Perhaps suggesting to eschew web frameworks for web application development is playing the devil’s advocate. Perhaps it is even foolish. To renounce the productivity boost one gets with a properly designed framework does not sound like sensible advice. Only ignorant script kiddies entertain such ideas. Well, for the most part that is true. A web framework does indeed simplify application development if it is chosen well. It does even more if it is designed well. It can provide architectural support for building maintainable applications. It can help with the plumbing and provide conceptual structure to guide the development process.

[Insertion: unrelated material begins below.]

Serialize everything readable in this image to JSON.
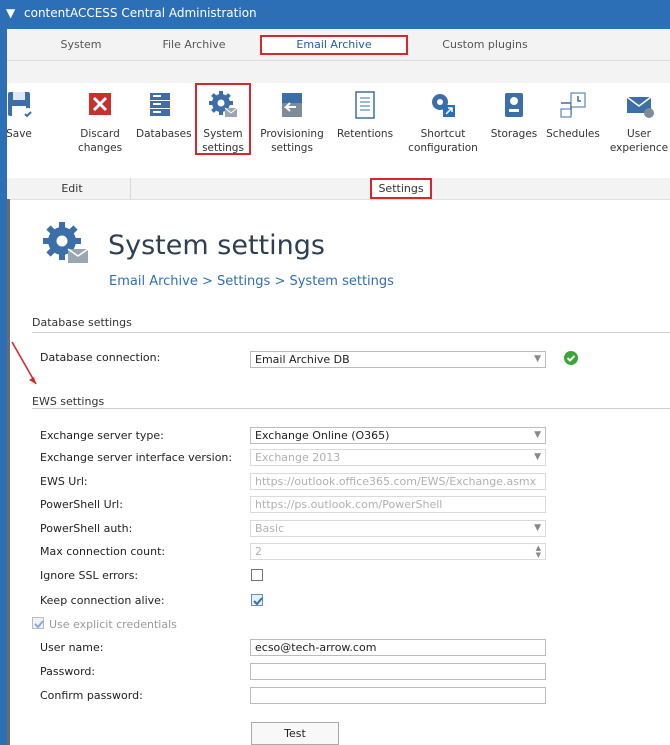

So, what speaks against using a web framework? Plenty actually, especially at the lower end of the spectrum and especially with dynamic languages. The main problem with web frameworks is that they add overhead. This means that the added functionality and structure is bought at the cost of performance degradation. The graveness of this problem depends on the system architecture. One needs to keep in mind, that dynamic languages are interpreted at runtime, which makes them CPU-intensive and relatively slow. Because the life cycle of a script is essentially stateless and single-step, classes and data structures need to be rebuild and reloaded (in theory) at each request.
In practice, this does not happen, because servers are designed to provide at least rudimentary caching. However, the runtime performance of interpreted languages is typically several magnitudes smaller than that of a compiled language, which magnifies the problem. To illustrate my point, consider these benchmarks for PHP frameworks kindly provided by Paul M. Jones. According to these figures, a trivial PHP page is served by Apache 2 at a performance reduction of 43% compared to static HTML. The use of various PHP web frameworks further reduces performance by 85% – 95% compared to a PHP page that merely echoes content. Although it can be expected that these figures develop inverse logarithmically with increasing application code complexity, the slowdown is significant.
PHP offers a number of remedies, such as opcode caching, object caching, and products such as Zend Server, APC, and MCache, yet performance is unlikely to get even close to that of a compiled language. Furthermore, there is the question whether the complexity of the project justifies the complexity introduced by a web framework. Would you use a web framework for building a guestbook script? Probably not. What about a blog software? A photo gallery? A bulletin board? These types of applications are the mainstay of dynamic languages, such as PHP. It is the area where PHP really shines. Think of WordPress, phpBB, Mediawiki, Drupal, osCommerce, Coppermine and other popular applications. They all have one thing in common: they don’t use a framework.
Hence, before choosing a web framework for PHP development, it may be worth pondering if any is required. This suggestion may sound a bit contradictory, having just reviewed the Zend framework in a previous article. However, in my own practice I haven’t come across many complex PHP projects. The commercial PHP projects I worked on during the last 10 years can roughly be divided into three categories: 1. extensions and customisations of open source packages, 2. intranet information systems, and 3. e-commerce systems and “catalogware”.
Although the latter two may be considered candidates for web frameworks, the size of these projects was almost always small enough to do without. On several occasions, I chose to implement an “ultralight” MVC architecture by hand instead of using an out-of-the-box framework. The main reason for this was again performance. The “ultralight” approach is defined by implementing only the required functionality, which results in highly specialised design.
In practice, this means slimming the controller, reducing DB abstraction to a thin wrapper around the native library, and foregoing a templating system in favour of embedded PHP. The advantage of this approach is that you get separation of presentation and business logic, componentisation, and customisable control flow without the performance cost of full-blown framework. The disadvantage is that it is slightly more laborious to implement and less flexible. Don’t get me wrong. I have no problems imagining scenarios where I would want to use a PHP web framework such as the Zend framework. However, in these cases I’d probably be drawn towards using Java or (hopefully) Scala in the first place. In summary, I have found myself using PHP mostly in situations where a web framework seemed dispensable, while I have been using Java mostly in situations where a web framework seemed essential.